Danae Moore, E-RYT 200, RPYT
I came to yoga as a dancer looking for another fun and expressive physical practice. I stuck with it, and now teach, because of the profound impact it has had on my life.
I began practicing yoga because I love to move in challenging and expressive ways. I studied dance for most of my life but when I moved to the suburbs after college I couldn't find any good adult dance classes nearby. Yoga seemed like the next best thing.
Over time, I started to recognize some unexpected (and thoroughly welcomed) side effects of the yoga classes. I noticed I had more patience with my family and with myself, I started using my breath to control my anxiety, and I experienced a blossoming of feelings of joy and peace.
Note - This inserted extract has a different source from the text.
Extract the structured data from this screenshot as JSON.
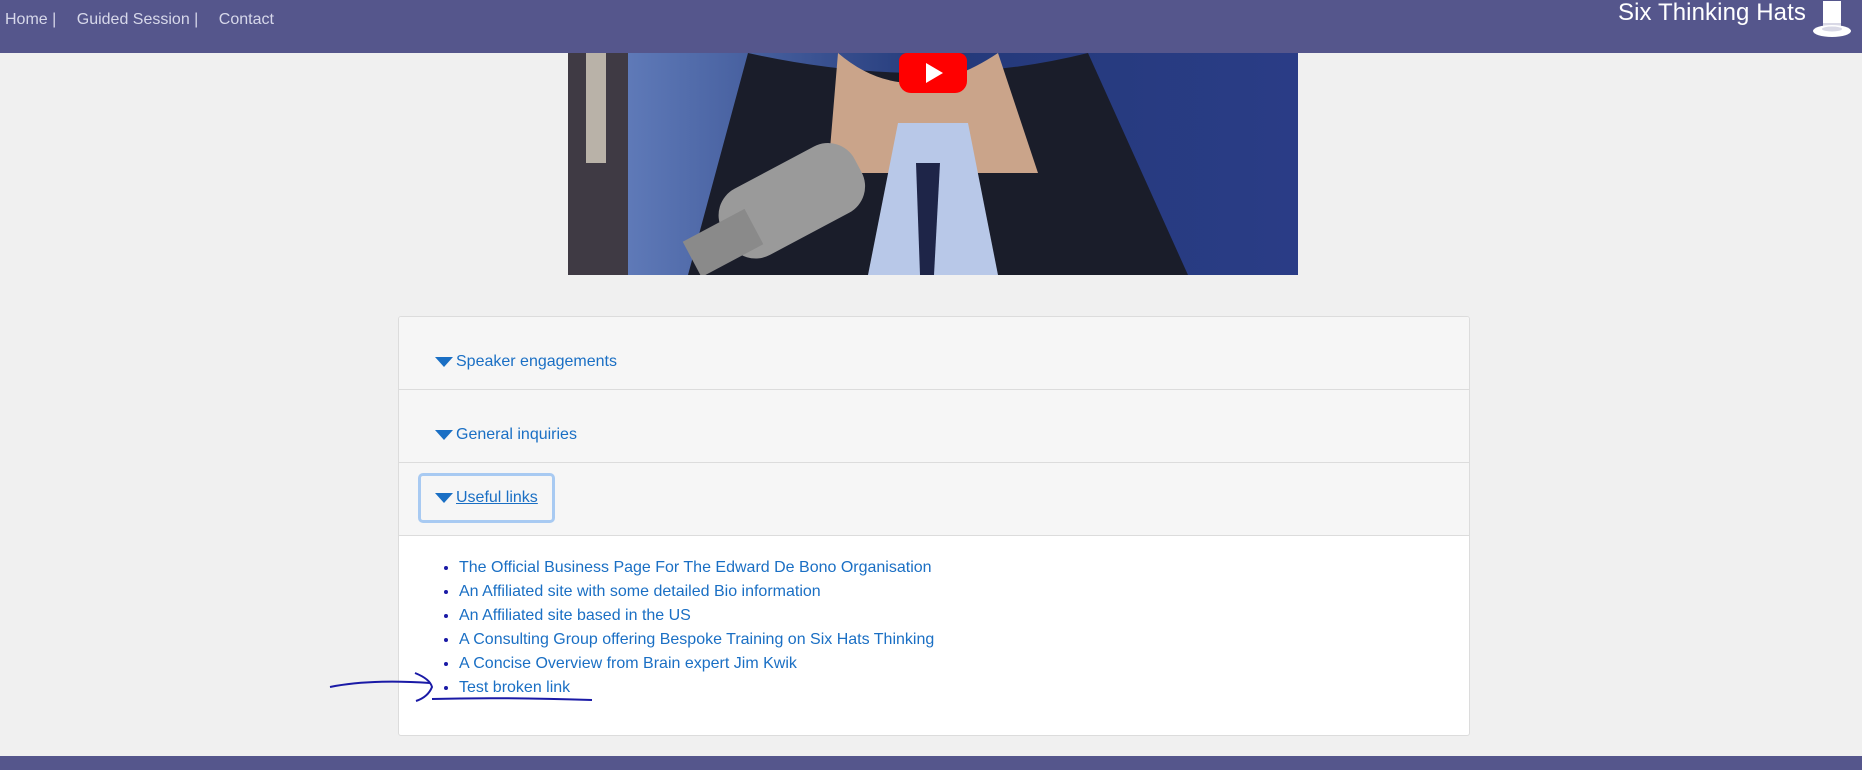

These profound effects and the wonderfully kind, creative teachers who made me feel welcomed and challenged in their classes are the reasons I decided to become a yoga teacher.
At the end of 2017, I became pregnant with my first child. Even with the ups and downs that pregnancy can bring, it was a magical experience that was enhanced greatly by yoga. I immediately joined a prenatal & postnatal yoga teacher training and started learning about how yoga could support my pregnancy, birth, and postnatal health, as well as how I could support other moms on the same journey.
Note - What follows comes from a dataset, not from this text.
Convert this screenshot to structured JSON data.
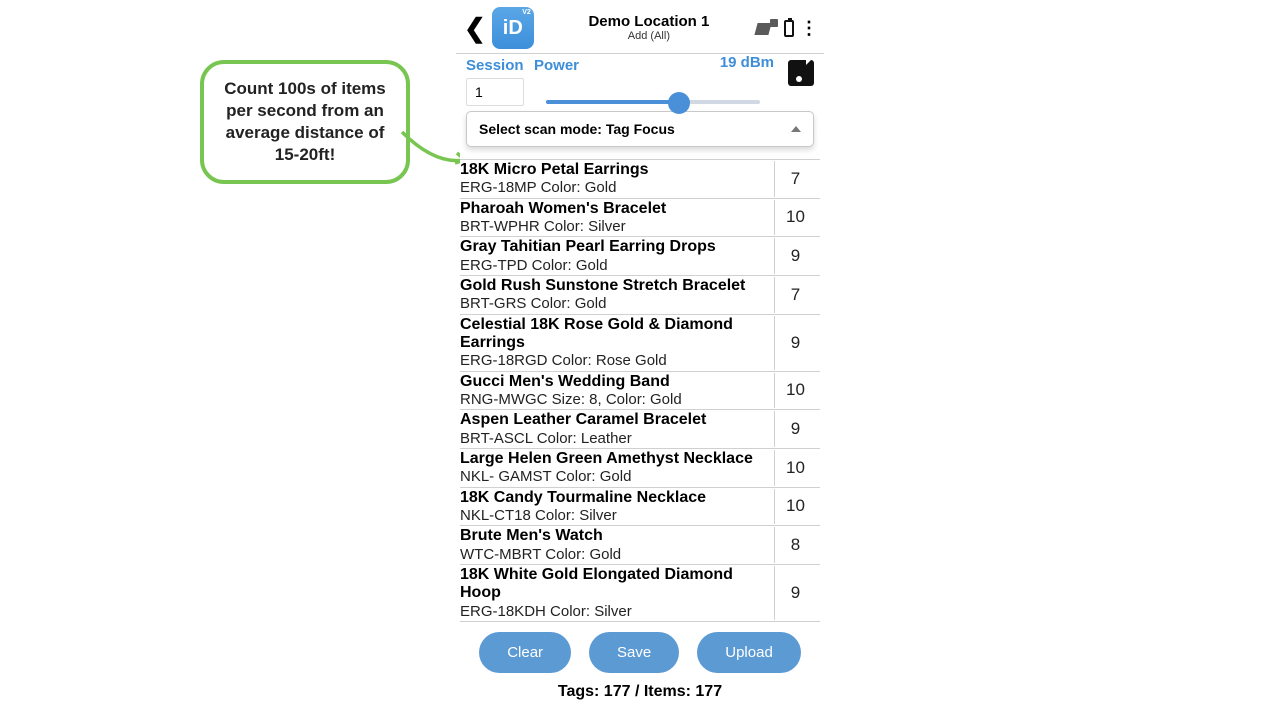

I currently live in Seattle, WA where I work as a yoga teacher. I like to combine many styles of yoga in my classes, stitching together my favorite aspects of each with an emphasis on the breath, mindfulness, alignment-based work, and exhilarating flows.
If you'd like to read more about my journey into teaching yoga, check out this blog post: Reflections of a New Yoga Teacher.
My Teaching Philosophy
At the core of my teaching is one simple idea: yoga is about you. Every person who comes to a yoga mat creates their own definition of yoga, which changes and deepens as they practice. My hope is that every student I teach is empowered to develop a practice that is truly their own.
Yoga is a practice of self awareness. When we think of yoga, most of us think of the physical poses we see in movies and magazines. But that's not what a true yoga practice is about. Instead, it is a practice of learning about your body, your breath, your mind, your reactions to your environment, and how they are all connected. My goal as a yoga teacher is to help my students gain this awareness and empower them to act on it. My classes give students simple tools they can use outside of the yoga studio to continue learning about and balancing their minds and bodies.
My other goal is to show my students that yoga is meaningful... but not so serious. It's an incredibly beneficial practice that can help heal the body and restore peace to the mind — but it doesn't need to be taken too seriously. In fact, when you do take it too seriously, you usually hurt yourself or feel inadequate. There are alignment principles that we emphasize in yoga to avoid injury but at the end of the day it's all about you and your body. Each movement and pose should center on how you feel doing the action and how your body likes to move. Remember, yoga is a practice of self awareness, not creating so-called “perfect” or “correct” shapes with your body. Which means there are no physical requirements to do yoga — yoga is truly for every body. One of the most basic principles of yoga is to “start where you are” everyday and in every class. This is how I try to live my life and lead my classes.